- Source records
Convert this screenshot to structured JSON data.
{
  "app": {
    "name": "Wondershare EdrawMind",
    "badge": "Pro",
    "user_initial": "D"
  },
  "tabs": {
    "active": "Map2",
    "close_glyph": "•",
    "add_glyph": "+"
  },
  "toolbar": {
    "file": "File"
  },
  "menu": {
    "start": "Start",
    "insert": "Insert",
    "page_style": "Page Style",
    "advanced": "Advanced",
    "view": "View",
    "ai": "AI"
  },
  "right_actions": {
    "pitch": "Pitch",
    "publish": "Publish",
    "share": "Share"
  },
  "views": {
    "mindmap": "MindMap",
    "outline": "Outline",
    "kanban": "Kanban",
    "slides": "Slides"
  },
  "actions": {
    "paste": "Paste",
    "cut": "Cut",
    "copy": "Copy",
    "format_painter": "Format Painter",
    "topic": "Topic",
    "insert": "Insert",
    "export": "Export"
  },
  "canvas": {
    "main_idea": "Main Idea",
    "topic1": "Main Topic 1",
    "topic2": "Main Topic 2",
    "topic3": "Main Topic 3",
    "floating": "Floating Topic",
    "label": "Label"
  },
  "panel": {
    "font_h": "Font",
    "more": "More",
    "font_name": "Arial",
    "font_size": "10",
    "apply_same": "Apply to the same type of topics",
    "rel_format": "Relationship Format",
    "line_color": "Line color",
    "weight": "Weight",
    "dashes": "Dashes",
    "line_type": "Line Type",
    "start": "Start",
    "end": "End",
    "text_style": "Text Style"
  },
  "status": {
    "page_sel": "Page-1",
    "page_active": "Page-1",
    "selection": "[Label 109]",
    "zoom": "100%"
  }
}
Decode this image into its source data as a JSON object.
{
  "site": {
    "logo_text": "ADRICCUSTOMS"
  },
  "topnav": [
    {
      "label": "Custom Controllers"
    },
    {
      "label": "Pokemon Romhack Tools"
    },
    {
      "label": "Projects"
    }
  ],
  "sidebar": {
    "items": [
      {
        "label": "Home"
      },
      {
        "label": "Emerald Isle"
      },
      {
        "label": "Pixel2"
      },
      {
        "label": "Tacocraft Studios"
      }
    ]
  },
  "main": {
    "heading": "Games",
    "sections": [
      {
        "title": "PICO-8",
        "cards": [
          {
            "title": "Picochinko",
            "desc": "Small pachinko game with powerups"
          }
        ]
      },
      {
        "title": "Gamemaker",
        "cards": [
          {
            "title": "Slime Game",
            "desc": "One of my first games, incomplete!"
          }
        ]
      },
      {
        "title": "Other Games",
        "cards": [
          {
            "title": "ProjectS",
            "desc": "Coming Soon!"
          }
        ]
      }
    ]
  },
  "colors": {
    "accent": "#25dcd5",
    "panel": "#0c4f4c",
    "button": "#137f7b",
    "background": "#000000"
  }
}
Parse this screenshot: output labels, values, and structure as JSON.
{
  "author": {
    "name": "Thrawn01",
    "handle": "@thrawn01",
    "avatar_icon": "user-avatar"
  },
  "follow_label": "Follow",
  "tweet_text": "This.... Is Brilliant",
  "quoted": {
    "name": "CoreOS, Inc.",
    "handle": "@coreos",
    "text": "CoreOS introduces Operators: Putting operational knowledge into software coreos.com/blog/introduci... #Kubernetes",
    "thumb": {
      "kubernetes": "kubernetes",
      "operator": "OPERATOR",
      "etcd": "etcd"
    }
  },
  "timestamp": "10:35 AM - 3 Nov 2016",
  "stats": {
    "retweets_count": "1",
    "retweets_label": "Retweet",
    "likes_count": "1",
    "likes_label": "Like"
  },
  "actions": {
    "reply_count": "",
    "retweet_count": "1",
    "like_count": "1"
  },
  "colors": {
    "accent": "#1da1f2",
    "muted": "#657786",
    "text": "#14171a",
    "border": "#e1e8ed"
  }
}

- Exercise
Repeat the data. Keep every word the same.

- Answer space
Convert this screenshot to structured JSON data.
{
  "app": {
    "name": "Wondershare EdrawMind",
    "badge": "Pro",
    "user_initial": "D"
  },
  "tabs": {
    "active": "Map2",
    "close_glyph": "•",
    "add_glyph": "+"
  },
  "toolbar": {
    "file": "File"
  },
  "menu": {
    "start": "Start",
    "insert": "Insert",
    "page_style": "Page Style",
    "advanced": "Advanced",
    "view": "View",
    "ai": "AI"
  },
  "right_actions": {
    "pitch": "Pitch",
    "publish": "Publish",
    "share": "Share"
  },
  "views": {
    "mindmap": "MindMap",
    "outline": "Outline",
    "kanban": "Kanban",
    "slides": "Slides"
  },
  "actions": {
    "paste": "Paste",
    "cut": "Cut",
    "copy": "Copy",
    "format_painter": "Format Painter",
    "topic": "Topic",
    "insert": "Insert",
    "export": "Export"
  },
  "canvas": {
    "main_idea": "Main Idea",
    "topic1": "Main Topic 1",
    "topic2": "Main Topic 2",
    "topic3": "Main Topic 3",
    "floating": "Floating Topic",
    "label": "Label"
  },
  "panel": {
    "font_h": "Font",
    "more": "More",
    "font_name": "Arial",
    "font_size": "10",
    "apply_same": "Apply to the same type of topics",
    "rel_format": "Relationship Format",
    "line_color": "Line color",
    "weight": "Weight",
    "dashes": "Dashes",
    "line_type": "Line Type",
    "start": "Start",
    "end": "End",
    "text_style": "Text Style"
  },
  "status": {
    "page_sel": "Page-1",
    "page_active": "Page-1",
    "selection": "[Label 109]",
    "zoom": "100%"
  }
}
Decode this image into its source data as a JSON object.
{
  "site": {
    "logo_text": "ADRICCUSTOMS"
  },
  "topnav": [
    {
      "label": "Custom Controllers"
    },
    {
      "label": "Pokemon Romhack Tools"
    },
    {
      "label": "Projects"
    }
  ],
  "sidebar": {
    "items": [
      {
        "label": "Home"
      },
      {
        "label": "Emerald Isle"
      },
      {
        "label": "Pixel2"
      },
      {
        "label": "Tacocraft Studios"
      }
    ]
  },
  "main": {
    "heading": "Games",
    "sections": [
      {
        "title": "PICO-8",
        "cards": [
          {
            "title": "Picochinko",
            "desc": "Small pachinko game with powerups"
          }
        ]
      },
      {
        "title": "Gamemaker",
        "cards": [
          {
            "title": "Slime Game",
            "desc": "One of my first games, incomplete!"
          }
        ]
      },
      {
        "title": "Other Games",
        "cards": [
          {
            "title": "ProjectS",
            "desc": "Coming Soon!"
          }
        ]
      }
    ]
  },
  "colors": {
    "accent": "#25dcd5",
    "panel": "#0c4f4c",
    "button": "#137f7b",
    "background": "#000000"
  }
}
Parse this screenshot: output labels, values, and structure as JSON.
{
  "author": {
    "name": "Thrawn01",
    "handle": "@thrawn01",
    "avatar_icon": "user-avatar"
  },
  "follow_label": "Follow",
  "tweet_text": "This.... Is Brilliant",
  "quoted": {
    "name": "CoreOS, Inc.",
    "handle": "@coreos",
    "text": "CoreOS introduces Operators: Putting operational knowledge into software coreos.com/blog/introduci... #Kubernetes",
    "thumb": {
      "kubernetes": "kubernetes",
      "operator": "OPERATOR",
      "etcd": "etcd"
    }
  },
  "timestamp": "10:35 AM - 3 Nov 2016",
  "stats": {
    "retweets_count": "1",
    "retweets_label": "Retweet",
    "likes_count": "1",
    "likes_label": "Like"
  },
  "actions": {
    "reply_count": "",
    "retweet_count": "1",
    "like_count": "1"
  },
  "colors": {
    "accent": "#1da1f2",
    "muted": "#657786",
    "text": "#14171a",
    "border": "#e1e8ed"
  }
}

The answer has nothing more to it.